The reported Soviet decision to produce new large turbines does not affect the contracts signed by European firms participating in the construction of the 3,500-mile pipeline to the West. The Soviets, who expect to make roughly $8 billion annually from these sales to Western Europe, are insisting that the Europeans meet their obligation.
According to Western businessmen here, their firms have contracted to build 42 compressor stations on the export pipeline and were expecting to supply equipment for 130 compressor stations on the five domestic pipelines.
But a Western European businessman with long experience in pipeline equipment exports to Moscow said he was advised that the Soviet government would build the large 25-megawatt turbines for pipeline stations such as the LMZ plant in Leningrad.

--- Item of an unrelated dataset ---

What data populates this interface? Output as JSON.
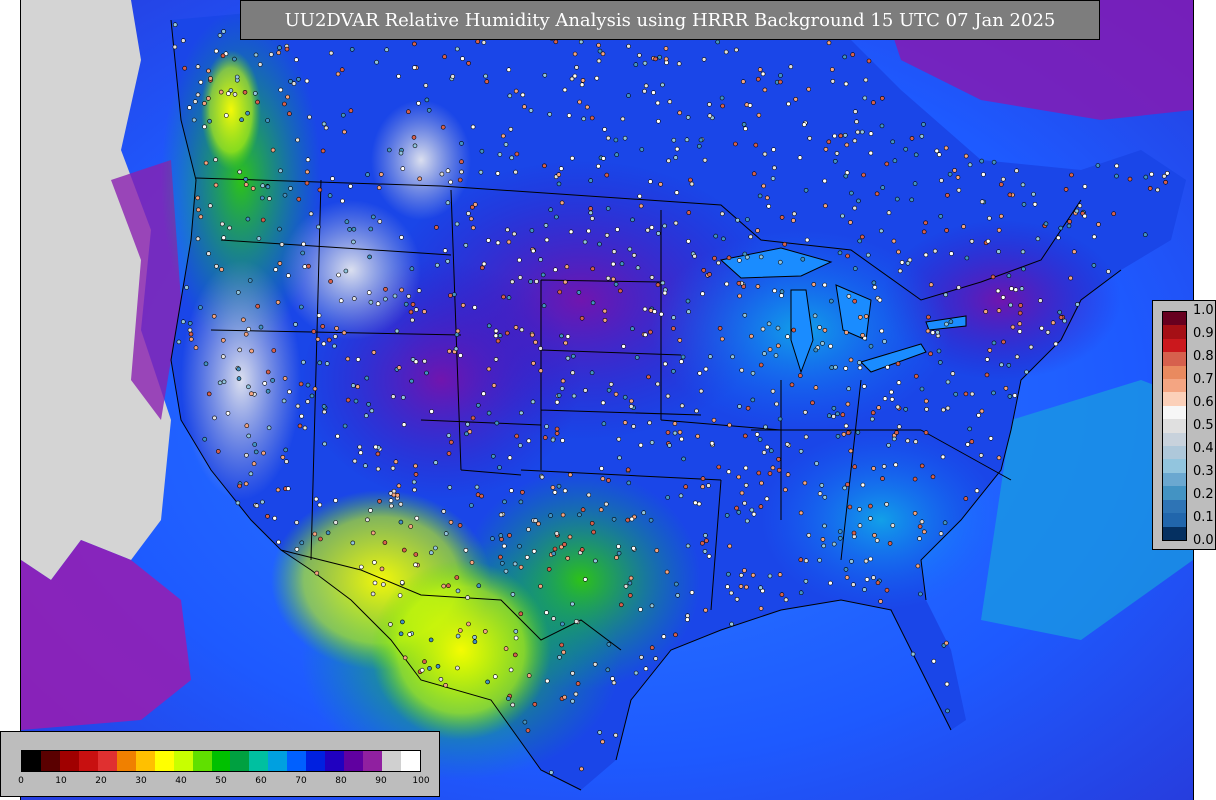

This meant, he said, that the expected Soviet contracts for the construction of 130 compressor stations for the five trunk pipelines would not materialize.
The Reagan administration's sanctions primarily affect European companies manufacturing gas turbine blades under license to General Electric. The blades are seen as essential for compressing gas at stations along the pipeline. The largest Soviet turbines currently operating are at half the capacity of the GE 25-megawatt model.
The firms affected are AEG of West Germany, the Italian state-owned Nuovo Pignone, Alsthom-Atlantique of France and John Brown and Co., a British engineering firm.
Business sources here said that the Soviets' decision to produce a new generation of turbines was taken recently. Two and possibly four protype models are already being tested in Leningrad.
The government news agency Tass said recently that the Soviet 25-megawatt turbines developed by academician Igor Glebov are 1.5 times more efficient than the GE turbine.
Western businessmen here, who would not be identified for fear of harming their companies' interests in the United States, have been angry at Reagan's decision to force sanctions retroactively. Some have called Reagan's move "downright unethical" and have voiced fears that the Americans would "ruin our chances" in the Soviet market for many years.
The Soviets are reported to have warned the Western companies that if they fail to meet their contractual obligations on the export pipeline, they would have to pay enormous penalties.
A senior Soviet official told Western reporters last week that the export pipeline would be completed on schedule despite the American action. Observers here believed that the Soviets would live up to their word because this has become a matter of prestige as well as of hard currency. To do so, however, the Soviets may have to delay their other projects, including possibly the construction of the domestic pipelines, and may disrupt their energy program.
While other firms supplying U.S.-designed turbines rely on American delivery of rotors, the French firm of Alsthom Atlantique can make it itself under license. The company could theoretically supply Soviet needs, but it would have to build a new plant.
Business sources here said the Soviets and West Europeans could possibly jointly produce the turbines. Such a move would depend on political decisions here and in Western Europe.
But as one businessman put it, at the moment "we are being told clearly to forget it." The Soviets appear intent to cut Western firms out of energy projects and develop Soviet technology, he added.
In a perhaps related move, Western diplomatic sources reported tonight that Moscow has told several Western European governments that it plans to reduce telephone links with Western Europe beginning Thursday.
The move could affect business connections between the Soviet Union and the West. There was also speculation here that it would reduce the ability of Soviet emigres in the West to contact their relatives and friends here as well as the ability of Soviet citizens to make overseas calls.
According to diplomats, lines with West Germany would be reduced from 42 to 16 and lines with Britain from 46 to 14. Also to be cut are lines to Austria, Italy, France, Belgium, the Netherlands and Scandinavia. It was not immediately clear whether lines to the United States are going to be affected by cuts.